“My character has to sell Gregory’s ex-girlfriend a product. Under Gregory’s guidance, my character was required to approach and flirt with his ex-girlfriend for the purpose of humiliating her in order for him to take revenge for her hurting him in the past,” Lahanas described. “I got into the mindset of the character by observing how men and women interact and how important it is to psychologically evaluate the behaviour of both sexes.”

When Lahanas was first approached about taking on the role in Lola, he immediately accepted. The producers had seen his performance in The Disappearance, and although the role was a dramatic one, they knew the actor was not only capable, but ideal, for the comedic role in Lola. They required an attractive and fit actor, and Lahanas was eager to make audiences laugh.

“What I liked the most about working on this project were the requirements to demonstrate specific social skills such as flirting and storytelling. as well as the importance of charm, in order to be convincing in this specific role. This was a fun attempt in trying out my comedic side and it was interesting, as it crossed a fine line between humiliation and admiration,” Lahanas described.

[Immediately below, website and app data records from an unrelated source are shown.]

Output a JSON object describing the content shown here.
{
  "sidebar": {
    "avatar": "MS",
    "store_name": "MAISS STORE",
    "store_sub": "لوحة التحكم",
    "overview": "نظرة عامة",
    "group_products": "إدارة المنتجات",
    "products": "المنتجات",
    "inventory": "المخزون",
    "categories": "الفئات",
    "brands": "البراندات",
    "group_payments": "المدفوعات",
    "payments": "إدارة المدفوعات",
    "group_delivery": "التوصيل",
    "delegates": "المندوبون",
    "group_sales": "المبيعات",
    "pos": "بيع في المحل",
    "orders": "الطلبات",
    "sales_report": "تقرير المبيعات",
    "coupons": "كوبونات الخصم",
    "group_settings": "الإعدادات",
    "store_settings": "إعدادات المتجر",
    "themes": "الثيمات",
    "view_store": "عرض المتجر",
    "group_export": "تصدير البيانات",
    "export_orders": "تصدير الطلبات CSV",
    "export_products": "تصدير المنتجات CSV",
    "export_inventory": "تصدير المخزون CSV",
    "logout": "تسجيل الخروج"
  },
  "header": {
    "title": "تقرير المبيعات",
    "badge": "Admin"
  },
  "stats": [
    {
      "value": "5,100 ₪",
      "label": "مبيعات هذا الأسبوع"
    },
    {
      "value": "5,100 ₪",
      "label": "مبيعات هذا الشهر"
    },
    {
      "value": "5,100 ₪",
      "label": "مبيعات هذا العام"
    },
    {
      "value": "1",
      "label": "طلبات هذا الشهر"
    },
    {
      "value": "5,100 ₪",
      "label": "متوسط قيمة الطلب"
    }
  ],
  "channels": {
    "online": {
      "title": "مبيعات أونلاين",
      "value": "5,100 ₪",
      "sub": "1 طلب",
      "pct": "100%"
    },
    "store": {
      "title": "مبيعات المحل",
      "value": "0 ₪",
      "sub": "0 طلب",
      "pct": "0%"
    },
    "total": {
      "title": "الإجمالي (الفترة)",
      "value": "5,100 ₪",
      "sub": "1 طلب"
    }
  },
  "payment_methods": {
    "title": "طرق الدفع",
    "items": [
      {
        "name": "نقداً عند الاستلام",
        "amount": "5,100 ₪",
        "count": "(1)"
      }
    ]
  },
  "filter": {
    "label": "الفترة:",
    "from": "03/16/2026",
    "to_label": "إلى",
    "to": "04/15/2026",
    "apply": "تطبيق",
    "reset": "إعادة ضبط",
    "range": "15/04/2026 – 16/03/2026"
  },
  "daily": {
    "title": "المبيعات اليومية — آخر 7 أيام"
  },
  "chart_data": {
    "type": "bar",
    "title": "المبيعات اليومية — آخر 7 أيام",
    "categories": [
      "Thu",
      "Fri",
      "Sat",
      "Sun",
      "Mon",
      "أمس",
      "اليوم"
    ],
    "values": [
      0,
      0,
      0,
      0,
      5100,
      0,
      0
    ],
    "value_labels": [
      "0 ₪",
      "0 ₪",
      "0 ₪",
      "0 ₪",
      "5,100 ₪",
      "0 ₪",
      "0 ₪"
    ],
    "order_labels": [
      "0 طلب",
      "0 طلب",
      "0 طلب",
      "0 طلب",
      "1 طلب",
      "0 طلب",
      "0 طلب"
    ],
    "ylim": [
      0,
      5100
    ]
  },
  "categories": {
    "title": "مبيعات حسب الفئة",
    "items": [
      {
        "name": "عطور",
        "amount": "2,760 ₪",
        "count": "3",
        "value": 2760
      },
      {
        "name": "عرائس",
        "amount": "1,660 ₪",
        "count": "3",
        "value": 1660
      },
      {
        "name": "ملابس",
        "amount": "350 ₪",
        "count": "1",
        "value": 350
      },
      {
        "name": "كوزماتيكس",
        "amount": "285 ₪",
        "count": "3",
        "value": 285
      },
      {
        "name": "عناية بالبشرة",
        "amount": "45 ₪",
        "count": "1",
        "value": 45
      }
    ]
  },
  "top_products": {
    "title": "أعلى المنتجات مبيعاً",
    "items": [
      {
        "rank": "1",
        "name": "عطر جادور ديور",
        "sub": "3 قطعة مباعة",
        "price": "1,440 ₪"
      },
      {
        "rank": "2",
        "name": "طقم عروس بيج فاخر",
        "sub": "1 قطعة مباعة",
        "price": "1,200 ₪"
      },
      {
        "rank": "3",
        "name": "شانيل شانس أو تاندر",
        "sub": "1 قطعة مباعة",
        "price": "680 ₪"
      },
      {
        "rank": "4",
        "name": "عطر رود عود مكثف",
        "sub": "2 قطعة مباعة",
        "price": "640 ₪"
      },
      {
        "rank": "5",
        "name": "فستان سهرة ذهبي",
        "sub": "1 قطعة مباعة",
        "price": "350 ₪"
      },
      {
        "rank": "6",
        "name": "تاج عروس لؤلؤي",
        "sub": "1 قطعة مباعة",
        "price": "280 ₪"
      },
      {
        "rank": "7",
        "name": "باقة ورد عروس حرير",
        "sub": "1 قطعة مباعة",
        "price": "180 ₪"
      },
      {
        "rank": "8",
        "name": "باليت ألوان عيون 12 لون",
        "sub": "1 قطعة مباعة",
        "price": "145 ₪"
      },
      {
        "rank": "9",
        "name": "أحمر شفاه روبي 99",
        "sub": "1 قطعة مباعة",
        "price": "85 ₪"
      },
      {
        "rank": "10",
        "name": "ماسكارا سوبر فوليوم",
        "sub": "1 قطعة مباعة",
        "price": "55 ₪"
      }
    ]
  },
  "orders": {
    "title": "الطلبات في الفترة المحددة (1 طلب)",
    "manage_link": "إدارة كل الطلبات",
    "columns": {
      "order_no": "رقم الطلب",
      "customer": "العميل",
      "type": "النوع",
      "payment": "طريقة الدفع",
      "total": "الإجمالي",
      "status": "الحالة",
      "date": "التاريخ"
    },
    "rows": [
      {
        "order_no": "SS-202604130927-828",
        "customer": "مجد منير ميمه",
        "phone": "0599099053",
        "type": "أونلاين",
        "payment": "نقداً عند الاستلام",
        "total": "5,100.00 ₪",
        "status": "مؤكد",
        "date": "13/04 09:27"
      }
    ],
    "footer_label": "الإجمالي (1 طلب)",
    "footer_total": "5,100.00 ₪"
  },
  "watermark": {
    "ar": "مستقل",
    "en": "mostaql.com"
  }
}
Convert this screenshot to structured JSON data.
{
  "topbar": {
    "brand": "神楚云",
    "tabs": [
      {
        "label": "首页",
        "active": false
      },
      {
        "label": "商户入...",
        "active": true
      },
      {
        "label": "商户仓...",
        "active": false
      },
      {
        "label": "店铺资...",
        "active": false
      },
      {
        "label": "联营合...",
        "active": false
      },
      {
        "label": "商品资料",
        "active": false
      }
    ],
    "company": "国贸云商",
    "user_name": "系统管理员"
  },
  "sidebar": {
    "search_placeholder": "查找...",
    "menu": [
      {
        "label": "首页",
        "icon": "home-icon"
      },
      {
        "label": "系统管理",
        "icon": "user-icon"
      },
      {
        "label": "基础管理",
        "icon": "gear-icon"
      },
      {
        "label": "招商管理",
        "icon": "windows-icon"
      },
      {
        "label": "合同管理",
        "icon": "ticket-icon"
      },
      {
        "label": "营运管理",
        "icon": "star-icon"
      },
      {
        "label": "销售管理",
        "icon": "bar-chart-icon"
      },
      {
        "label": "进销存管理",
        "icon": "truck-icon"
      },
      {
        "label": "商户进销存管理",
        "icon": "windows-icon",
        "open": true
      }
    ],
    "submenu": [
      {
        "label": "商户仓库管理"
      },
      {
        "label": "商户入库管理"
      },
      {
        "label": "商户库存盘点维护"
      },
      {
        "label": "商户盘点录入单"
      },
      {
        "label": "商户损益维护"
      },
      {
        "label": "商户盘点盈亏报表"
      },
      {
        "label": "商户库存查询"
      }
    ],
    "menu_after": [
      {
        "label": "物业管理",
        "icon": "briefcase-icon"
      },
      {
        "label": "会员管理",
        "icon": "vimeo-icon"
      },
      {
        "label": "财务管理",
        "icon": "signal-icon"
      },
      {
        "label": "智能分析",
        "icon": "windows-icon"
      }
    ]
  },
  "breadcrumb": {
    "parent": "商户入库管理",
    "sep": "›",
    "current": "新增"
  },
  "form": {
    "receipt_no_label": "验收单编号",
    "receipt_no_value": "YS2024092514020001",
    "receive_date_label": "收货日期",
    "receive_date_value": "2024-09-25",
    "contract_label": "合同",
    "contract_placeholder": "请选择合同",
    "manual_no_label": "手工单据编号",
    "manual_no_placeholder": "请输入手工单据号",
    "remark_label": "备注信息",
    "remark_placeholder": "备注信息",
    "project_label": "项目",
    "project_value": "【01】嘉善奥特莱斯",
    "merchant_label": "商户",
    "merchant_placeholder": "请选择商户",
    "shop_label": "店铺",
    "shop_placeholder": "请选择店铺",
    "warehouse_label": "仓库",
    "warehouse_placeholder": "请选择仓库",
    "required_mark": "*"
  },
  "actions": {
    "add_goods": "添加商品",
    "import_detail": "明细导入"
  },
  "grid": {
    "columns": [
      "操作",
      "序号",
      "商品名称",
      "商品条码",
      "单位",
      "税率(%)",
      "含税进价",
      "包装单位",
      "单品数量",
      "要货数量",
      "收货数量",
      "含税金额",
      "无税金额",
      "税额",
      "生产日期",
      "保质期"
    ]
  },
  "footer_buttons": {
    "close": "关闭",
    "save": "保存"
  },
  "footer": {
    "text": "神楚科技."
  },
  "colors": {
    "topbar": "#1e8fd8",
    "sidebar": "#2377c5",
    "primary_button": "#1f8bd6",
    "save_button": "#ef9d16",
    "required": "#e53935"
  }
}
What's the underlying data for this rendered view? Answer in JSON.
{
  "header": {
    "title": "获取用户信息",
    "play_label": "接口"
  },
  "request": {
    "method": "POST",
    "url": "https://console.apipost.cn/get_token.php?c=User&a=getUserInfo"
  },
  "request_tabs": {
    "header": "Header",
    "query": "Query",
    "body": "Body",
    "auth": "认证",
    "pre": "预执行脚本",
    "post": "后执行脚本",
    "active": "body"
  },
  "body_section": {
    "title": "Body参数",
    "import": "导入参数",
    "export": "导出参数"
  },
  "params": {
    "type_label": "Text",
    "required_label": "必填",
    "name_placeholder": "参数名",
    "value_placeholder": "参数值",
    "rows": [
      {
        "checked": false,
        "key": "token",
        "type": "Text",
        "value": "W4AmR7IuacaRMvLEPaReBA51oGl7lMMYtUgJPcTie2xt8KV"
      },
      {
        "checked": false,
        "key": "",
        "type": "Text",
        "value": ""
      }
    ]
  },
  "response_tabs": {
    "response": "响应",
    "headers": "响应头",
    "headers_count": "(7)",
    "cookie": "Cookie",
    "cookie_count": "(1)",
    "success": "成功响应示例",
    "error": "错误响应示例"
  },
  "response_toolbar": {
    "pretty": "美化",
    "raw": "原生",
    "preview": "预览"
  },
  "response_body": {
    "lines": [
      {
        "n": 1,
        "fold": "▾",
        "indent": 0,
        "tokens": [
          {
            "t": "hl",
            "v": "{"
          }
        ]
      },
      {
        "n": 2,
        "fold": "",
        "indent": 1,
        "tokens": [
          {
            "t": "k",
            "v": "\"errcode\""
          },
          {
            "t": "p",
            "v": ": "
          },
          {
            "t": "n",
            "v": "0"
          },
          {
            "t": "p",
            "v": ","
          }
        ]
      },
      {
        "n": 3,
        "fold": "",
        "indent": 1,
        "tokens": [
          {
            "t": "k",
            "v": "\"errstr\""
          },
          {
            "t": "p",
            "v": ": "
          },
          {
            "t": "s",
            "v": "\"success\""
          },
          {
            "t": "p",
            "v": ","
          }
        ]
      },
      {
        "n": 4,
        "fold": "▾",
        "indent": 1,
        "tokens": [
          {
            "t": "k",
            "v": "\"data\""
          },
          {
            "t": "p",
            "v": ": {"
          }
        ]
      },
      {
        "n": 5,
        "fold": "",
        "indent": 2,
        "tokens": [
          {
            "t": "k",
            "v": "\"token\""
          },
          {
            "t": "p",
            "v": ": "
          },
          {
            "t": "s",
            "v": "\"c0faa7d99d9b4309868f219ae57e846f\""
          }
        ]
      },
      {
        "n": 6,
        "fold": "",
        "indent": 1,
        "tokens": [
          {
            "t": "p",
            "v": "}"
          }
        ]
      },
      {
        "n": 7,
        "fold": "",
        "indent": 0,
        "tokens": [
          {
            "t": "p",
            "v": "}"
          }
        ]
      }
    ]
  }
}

Many of Lahanas’ scenes in Lola, except for the scenes shot around the city, were filmed in one of Greece’s largest studios, Kappa Studios. Lahanas thoroughly enjoyed his time working on the show, and impressed all he worked with. The casting director on the show was so impressed with the actor that he immediately began recommending Lahanas for other projects, and is always eager to work alongside him once more. Lahana’s co-star, Christos Vasilopoulos, also said working with him was a great experience.

“I have the luck of being friends with Konstadinos ever since we worked together on Lola. Working with Konstadinos is always a very pleasant experience because he is a very positive and cooperative person. He always makes the person he is acting beside feel safe and cheerful,” said Vasilopoulos.

Lahanas’ performance in Lola was essential to the story of the episode, and the character development of the main character. Lahanas’ understood the responsibility of such a role, and gave an exemplary performance, as he is known to always do. However, at the end of the day, Lahanas is a storyteller, and like most storytellers, the message behind the words is always of vital importance.

“The story of the show is important, as it teaches the audience a lesson about behaviour between males and females. It really shows the kind of behaviour between a male and a female that can surface after a hurtful break up between a couple, as well as the consequences of seeking revenge. Audiences can really relate to the story, and see themselves in the characters, and as an actor, that is all you can ask for,” Lahanas concluded.